Mach Diamonds are a complex flow phenomena where high ambient pressure forces an over expanded plume of a rocket engine (or jet engine) back in on itself. The ambient pressure squeezes the supersonic plume into a localization, where the pressure will be higher, and then expand outward again and so on to form a series of mach diamonds. Mach diamonds are most apparent when testing or flying a rocket engine near sea level when the rocket engine itself is designed to be most efficient at higher altitudes or in the vacuum of space. Mach diamonds are a sign of inefficiency at the expense of thrust. Launcher Space’s E2 rocket engine (above) displays this flow characteristic when tested at the NASA Stennis Space Center in Mississippi.
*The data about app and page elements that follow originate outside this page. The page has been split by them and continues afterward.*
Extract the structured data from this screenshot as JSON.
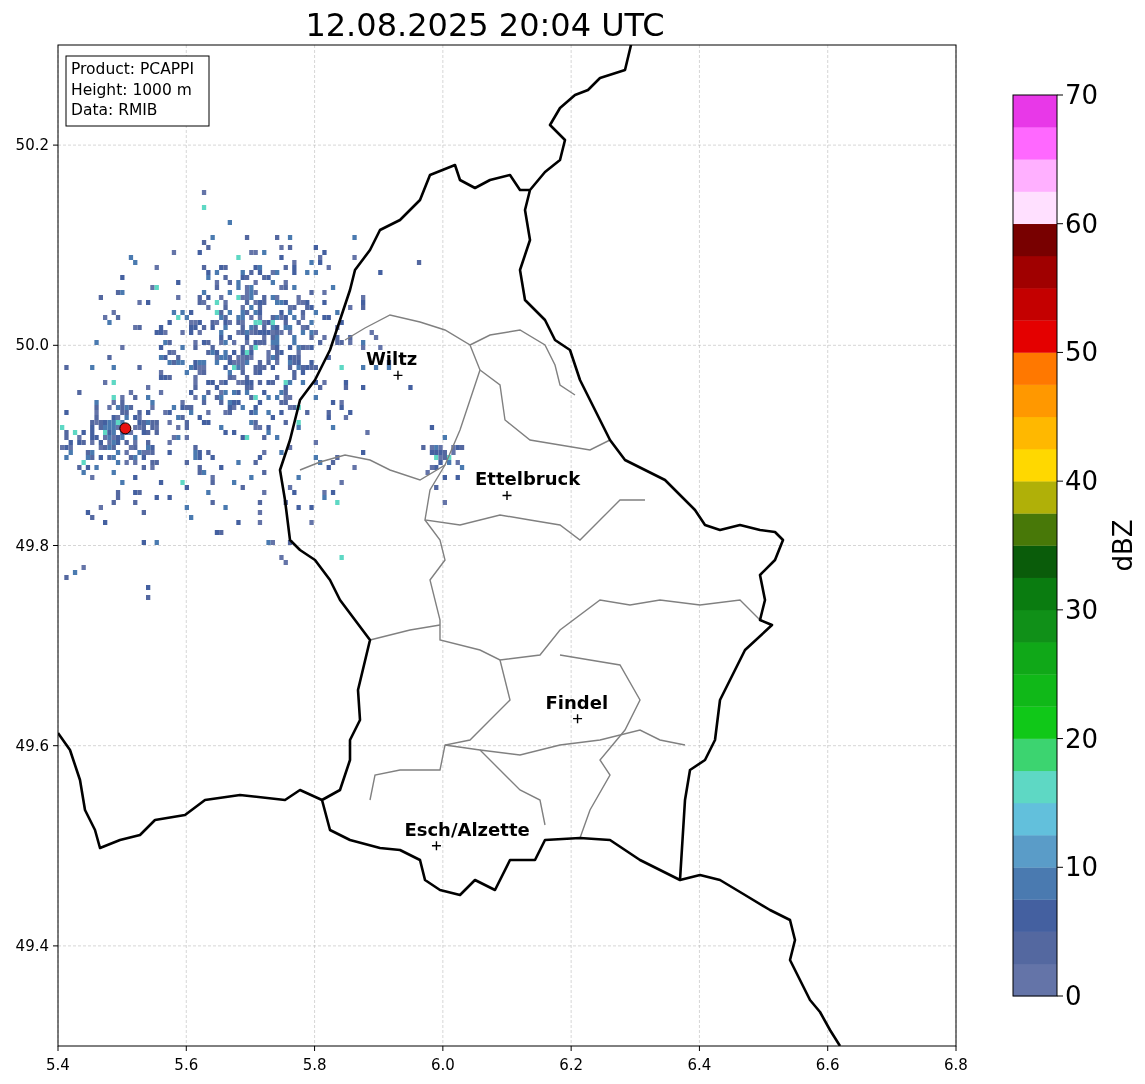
{
  "title": "12.08.2025 20:04 UTC",
  "info_box": [
    "Product: PCAPPI",
    "Height: 1000 m",
    "Data: RMIB"
  ],
  "map": {
    "xticks": [
      "5.4",
      "5.6",
      "5.8",
      "6.0",
      "6.2",
      "6.4",
      "6.6",
      "6.8"
    ],
    "yticks": [
      "50.2",
      "50.0",
      "49.8",
      "49.6",
      "49.4"
    ],
    "cities": [
      {
        "name": "Wiltz"
      },
      {
        "name": "Ettelbruck"
      },
      {
        "name": "Findel"
      },
      {
        "name": "Esch/Alzette"
      }
    ]
  },
  "colorbar": {
    "label": "dBZ",
    "ticks": [
      "70",
      "60",
      "50",
      "40",
      "30",
      "20",
      "10",
      "0"
    ],
    "bins": [
      {
        "color": "#6474a8"
      },
      {
        "color": "#5468a0"
      },
      {
        "color": "#4460a0"
      },
      {
        "color": "#4a7ab0"
      },
      {
        "color": "#5a9cc8"
      },
      {
        "color": "#62c0dc"
      },
      {
        "color": "#5ed8c4"
      },
      {
        "color": "#3cd470"
      },
      {
        "color": "#10c818"
      },
      {
        "color": "#10b818"
      },
      {
        "color": "#10a818"
      },
      {
        "color": "#109018"
      },
      {
        "color": "#0a7c10"
      },
      {
        "color": "#0a5c0a"
      },
      {
        "color": "#487808"
      },
      {
        "color": "#b0b008"
      },
      {
        "color": "#ffd800"
      },
      {
        "color": "#ffb800"
      },
      {
        "color": "#ff9800"
      },
      {
        "color": "#ff7800"
      },
      {
        "color": "#e40000"
      },
      {
        "color": "#c40000"
      },
      {
        "color": "#a00000"
      },
      {
        "color": "#780000"
      },
      {
        "color": "#ffe0ff"
      },
      {
        "color": "#ffb0ff"
      },
      {
        "color": "#ff68ff"
      },
      {
        "color": "#e838e8"
      }
    ]
  }
}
AeroSpaceWeb.org Diagram Showing Shock Wave Formation
If the nozzle of a rocket engine that is designed for the vacuum of space is tested at atmospheric pressure, the over expansion becomes more severe. The over expanded flow can separate from the hot gas walls, further reducing efficiency, and can cause damage to the nozzle in the form of transient loading. A good first stage rocket engine will be designed to be over expanded at sea level, with no flow separation at steady state, and be under expanded in space. A vacuum optimized version of the engine will utilize a larger expansion ratio (bigger nozzle) and would be flown on the second stage of the rocket.
PHOTO CREDIT: John Kraus
Kraus, J. (2022, May). Launcher engine-2 [May 2022]. John Kraus. https://www.johnkrausphotos.com/Galleries/Space/Launcher-Engine-2-May-2022/i-qSV4BZD/A
“Ask US – Nozzle Overexpansion & Underexpansion.” Aerospaceweb.Org | Ask Us – Nozzle Overexpansion & Underexpansion, aerospaceweb.org/question/propulsion/q0220.shtml. Accessed 6 Sept. 2023.